Name: Angel Delgado
Years in NBA: 1
Key Stats: Played only 15 minutes over two games in the NBA, all in garbage time
Over 44 games in the G-League, averaged 18.5 points, 14.7 rebounds, 2.7 assists, and 1.1 blocks in 33.4 minutes per game. Shot 61.8% from the field, 25.8% from three (0.7 attempts per game), and 61.2% from the free throw line (3.9 attempts).
2018-2019 Salary: Two-way contract (roughly $100k)
Future Contract Status: Two-way contract for 2019-2020
Awards: G-League Rookie of the Year, All G-League First Team
The Clippers signed Angel Delgado to a two-way deal the night of the 2018 NBA Draft, showing just how much they liked the big man from Seton Hall. However, with the trade for Marcin Gortat and then Johnathan Motley, it was apparent that Delgado would not receive much (if any) time with the LA Clippers. And that’s exactly what happened. Unlike Ty Wallace, Jamil Wilson, or CJ Williams the season before, or even Motley, Delgado spent almost the entire season in the G-League, coming up mostly just to get him some extra money at the NBA minimum salary and to practice with the “big league team”. He played a lot in Agua Caliente, however, and was so good down there that he was named the G-League Rookie of the Year, and also made the G-League First Team. Unfortunately, the AC Clippers just missed out on the playoffs, so Angel didn’t get any professional postseason experience, but he got a lot of reps in against solid competition (obviously way better than NCAA) and excelled.

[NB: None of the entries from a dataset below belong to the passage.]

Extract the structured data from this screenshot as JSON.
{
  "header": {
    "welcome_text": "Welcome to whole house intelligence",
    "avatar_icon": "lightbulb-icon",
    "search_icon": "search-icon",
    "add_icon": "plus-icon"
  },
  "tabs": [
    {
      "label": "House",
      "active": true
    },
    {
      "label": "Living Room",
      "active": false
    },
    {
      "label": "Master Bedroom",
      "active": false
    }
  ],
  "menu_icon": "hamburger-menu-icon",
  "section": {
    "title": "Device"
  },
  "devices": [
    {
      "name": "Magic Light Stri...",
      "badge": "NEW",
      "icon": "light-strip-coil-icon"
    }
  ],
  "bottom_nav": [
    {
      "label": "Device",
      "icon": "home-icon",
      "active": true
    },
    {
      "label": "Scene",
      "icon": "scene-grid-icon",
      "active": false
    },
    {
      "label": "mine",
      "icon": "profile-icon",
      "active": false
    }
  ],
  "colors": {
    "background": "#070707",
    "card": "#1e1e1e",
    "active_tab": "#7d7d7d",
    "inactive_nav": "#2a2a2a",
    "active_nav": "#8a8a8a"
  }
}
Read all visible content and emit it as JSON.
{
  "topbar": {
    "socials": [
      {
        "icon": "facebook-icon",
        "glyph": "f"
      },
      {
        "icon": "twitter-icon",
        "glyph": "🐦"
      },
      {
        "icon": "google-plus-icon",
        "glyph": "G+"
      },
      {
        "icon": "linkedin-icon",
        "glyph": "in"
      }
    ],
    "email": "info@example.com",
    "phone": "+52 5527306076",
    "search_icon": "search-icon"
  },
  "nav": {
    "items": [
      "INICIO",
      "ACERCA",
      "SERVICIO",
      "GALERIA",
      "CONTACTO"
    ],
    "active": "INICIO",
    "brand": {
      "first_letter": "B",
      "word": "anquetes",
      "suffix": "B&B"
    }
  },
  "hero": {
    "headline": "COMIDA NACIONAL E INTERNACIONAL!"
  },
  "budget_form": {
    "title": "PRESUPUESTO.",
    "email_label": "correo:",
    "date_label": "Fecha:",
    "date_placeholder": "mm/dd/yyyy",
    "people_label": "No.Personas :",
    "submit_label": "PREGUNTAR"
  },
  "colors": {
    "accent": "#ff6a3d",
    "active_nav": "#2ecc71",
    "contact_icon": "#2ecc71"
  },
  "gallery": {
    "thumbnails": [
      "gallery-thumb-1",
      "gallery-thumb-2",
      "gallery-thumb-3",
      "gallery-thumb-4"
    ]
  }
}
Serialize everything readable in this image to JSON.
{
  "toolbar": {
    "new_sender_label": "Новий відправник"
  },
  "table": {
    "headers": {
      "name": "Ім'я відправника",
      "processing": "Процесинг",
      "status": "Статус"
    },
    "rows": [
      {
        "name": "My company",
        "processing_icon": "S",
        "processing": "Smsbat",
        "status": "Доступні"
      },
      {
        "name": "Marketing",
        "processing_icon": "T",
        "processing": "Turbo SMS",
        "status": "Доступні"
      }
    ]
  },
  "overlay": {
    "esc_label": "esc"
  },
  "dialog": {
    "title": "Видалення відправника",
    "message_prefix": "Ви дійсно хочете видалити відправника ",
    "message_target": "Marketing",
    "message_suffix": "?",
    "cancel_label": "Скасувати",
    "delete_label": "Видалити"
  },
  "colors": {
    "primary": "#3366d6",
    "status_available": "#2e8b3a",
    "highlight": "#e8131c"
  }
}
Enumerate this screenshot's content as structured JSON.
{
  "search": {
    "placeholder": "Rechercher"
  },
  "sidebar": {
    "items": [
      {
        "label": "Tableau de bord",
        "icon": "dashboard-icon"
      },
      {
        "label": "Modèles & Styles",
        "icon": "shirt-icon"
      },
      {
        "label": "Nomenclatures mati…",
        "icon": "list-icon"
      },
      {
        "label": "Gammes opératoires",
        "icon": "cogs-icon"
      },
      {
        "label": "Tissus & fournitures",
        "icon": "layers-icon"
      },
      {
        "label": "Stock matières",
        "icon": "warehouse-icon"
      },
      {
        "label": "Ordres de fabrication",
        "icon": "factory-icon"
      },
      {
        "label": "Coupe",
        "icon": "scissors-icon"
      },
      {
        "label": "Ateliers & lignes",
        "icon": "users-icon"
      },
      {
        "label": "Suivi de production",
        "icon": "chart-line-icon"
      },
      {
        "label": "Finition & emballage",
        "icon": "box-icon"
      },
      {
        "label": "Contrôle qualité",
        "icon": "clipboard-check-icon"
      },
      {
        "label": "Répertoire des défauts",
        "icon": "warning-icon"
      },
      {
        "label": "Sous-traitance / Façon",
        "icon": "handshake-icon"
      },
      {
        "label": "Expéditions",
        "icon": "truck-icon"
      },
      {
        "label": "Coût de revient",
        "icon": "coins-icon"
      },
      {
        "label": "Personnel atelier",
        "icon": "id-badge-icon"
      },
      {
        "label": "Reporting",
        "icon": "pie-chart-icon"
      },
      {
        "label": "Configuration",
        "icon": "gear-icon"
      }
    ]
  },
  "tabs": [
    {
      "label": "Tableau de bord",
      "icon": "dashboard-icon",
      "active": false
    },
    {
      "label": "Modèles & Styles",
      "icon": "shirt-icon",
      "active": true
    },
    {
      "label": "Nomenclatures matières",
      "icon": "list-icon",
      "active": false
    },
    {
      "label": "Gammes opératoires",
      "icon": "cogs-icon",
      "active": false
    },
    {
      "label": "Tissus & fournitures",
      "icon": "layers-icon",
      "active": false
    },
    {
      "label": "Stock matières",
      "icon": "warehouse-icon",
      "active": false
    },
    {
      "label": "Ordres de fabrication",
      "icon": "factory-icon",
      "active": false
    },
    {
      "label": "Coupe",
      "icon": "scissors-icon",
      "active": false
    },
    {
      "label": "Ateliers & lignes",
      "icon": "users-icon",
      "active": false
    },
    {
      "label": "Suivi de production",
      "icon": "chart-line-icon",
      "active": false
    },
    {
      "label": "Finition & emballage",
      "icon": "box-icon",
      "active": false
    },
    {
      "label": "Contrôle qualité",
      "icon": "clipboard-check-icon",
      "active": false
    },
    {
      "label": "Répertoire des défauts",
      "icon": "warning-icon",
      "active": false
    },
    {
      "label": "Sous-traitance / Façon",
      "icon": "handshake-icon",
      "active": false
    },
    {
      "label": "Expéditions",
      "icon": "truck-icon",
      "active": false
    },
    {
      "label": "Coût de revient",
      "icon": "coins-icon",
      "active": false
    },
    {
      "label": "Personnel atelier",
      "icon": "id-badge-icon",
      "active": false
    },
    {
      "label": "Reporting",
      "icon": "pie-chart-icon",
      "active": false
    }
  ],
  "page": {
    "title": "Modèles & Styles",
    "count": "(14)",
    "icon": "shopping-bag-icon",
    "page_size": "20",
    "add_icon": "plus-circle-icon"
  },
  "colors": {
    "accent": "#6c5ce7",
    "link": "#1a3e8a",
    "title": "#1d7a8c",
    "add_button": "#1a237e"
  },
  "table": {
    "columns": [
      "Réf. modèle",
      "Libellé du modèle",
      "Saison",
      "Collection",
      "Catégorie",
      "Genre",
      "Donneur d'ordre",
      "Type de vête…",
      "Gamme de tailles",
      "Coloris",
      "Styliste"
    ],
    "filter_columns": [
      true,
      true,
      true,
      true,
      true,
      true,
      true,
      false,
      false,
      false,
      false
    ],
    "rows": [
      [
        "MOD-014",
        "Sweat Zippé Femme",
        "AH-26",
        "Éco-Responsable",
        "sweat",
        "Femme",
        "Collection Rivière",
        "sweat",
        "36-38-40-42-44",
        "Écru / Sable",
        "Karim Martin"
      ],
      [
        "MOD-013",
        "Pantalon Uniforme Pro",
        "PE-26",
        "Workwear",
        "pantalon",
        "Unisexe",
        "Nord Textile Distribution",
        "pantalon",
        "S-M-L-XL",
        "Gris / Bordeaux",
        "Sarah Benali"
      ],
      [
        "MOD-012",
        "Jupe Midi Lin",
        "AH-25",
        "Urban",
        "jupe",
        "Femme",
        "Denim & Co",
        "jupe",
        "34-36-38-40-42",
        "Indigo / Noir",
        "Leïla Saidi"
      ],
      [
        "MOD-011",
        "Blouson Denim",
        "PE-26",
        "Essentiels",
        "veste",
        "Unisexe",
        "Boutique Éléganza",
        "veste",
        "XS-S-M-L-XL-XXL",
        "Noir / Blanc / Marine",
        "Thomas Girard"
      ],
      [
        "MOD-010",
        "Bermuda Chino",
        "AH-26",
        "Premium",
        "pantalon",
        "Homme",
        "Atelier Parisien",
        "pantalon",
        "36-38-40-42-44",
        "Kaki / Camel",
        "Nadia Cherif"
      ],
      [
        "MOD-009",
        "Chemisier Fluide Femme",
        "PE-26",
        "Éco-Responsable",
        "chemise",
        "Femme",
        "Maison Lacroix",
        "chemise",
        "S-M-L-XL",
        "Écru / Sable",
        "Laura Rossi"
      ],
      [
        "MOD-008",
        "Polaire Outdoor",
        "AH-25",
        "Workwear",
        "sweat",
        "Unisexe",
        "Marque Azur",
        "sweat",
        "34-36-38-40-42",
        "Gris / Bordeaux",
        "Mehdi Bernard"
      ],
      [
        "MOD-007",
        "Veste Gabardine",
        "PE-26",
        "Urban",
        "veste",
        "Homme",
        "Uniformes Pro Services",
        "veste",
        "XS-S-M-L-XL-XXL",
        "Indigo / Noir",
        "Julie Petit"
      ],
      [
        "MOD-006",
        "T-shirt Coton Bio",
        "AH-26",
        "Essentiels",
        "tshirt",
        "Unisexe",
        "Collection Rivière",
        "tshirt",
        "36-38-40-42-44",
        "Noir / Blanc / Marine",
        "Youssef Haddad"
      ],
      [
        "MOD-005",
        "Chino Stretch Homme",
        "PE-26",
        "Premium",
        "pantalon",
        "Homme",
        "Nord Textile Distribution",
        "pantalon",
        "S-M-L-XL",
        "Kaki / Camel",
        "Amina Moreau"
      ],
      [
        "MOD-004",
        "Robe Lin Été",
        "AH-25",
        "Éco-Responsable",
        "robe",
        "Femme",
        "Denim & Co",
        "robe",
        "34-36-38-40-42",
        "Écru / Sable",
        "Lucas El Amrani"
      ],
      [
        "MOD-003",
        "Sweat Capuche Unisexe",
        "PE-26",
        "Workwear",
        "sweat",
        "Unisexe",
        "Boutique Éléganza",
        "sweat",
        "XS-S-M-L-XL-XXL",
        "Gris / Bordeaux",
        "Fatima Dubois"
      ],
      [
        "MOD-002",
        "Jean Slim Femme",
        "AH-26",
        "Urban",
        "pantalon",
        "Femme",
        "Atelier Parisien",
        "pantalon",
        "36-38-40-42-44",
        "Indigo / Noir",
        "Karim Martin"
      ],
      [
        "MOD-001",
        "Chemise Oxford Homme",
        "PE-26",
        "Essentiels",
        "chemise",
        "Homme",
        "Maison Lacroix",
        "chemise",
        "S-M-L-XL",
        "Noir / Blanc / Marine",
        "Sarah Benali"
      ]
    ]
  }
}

Angel Delgado would have been an awesome big man 20, or even 10 years ago. He’s an incredible rebounder, using size and technique to box out opponents, and then his height and athleticism to bring them down in copious quantities. On the offensive glass, he’s a master at getting good position and reading the angle of the ball, making him a force to be reckoned with. Add to all that an ability to go up strong around the rim and a soft touch near the basket, and he’s a very traditional center who can board, dunk, and score around the basket. One other nifty skill is that he’s a good passer, able to make interior dishes or passing from the elbow or top of the key. Finally, he’s not quite a top level athlete, but he can run pretty hard, and is able to get easy buckets in transition that way.
Angel has the strengths of a traditional big man, but also the weaknesses. While not plodding of foot, he doesn’t have the lateral quickness to switch onto smaller players out on the perimeter, a near must for most NBA players. And, while he’s a fairly big body in the paint and tries hard, his defensive instincts just aren’t great. So, while he’s not a huge liability defensively, he’s also not a plus. Offensively, he can score around the rim, but his lack of a jumpshot (8-31 from three in the G-League) is problematic. If he can become adequate from out there, it would open up his post/interior game substantially. As it is, he’s fine against more traditional lineups, but probably can’t hang against modern NBA lineups, which are smaller and quicker, though he could possibly punish them in the paint offensively.
Future with Clippers:
Angel is either signed for next year on a two-way deal (I think he is), or is a restricted free agent this summer and can easily be brought back on a two-way contract. At the very least, he seems like a good enough rebounder and paint scorer to be an adequate 3rd center in the NBA, so at his cost and use of a roster spot, there’s good reason to bring him back behind Montrezl Harrell and (presumably) Ivica Zubac. He’s not a lock for next year’s team, but he could very well be back with a slightly larger NBA role.
Final Grade: B-
Since Angel barely played any minutes at all for the Clippers this season, this grade is more based on what he did in the G-League. While Angel was great in Agua Caliente, he stood out in ways which don’t make me super confident about his NBA future. He’s an awesome rebounder, which is always helpful, but he mostly scored by overpowering players in the post, which isn’t really a go-to in the NBA. His passing ability is nice, and makes his post play more of an option, but just like teammate Jon Motley, his defensive deficiencies worry me.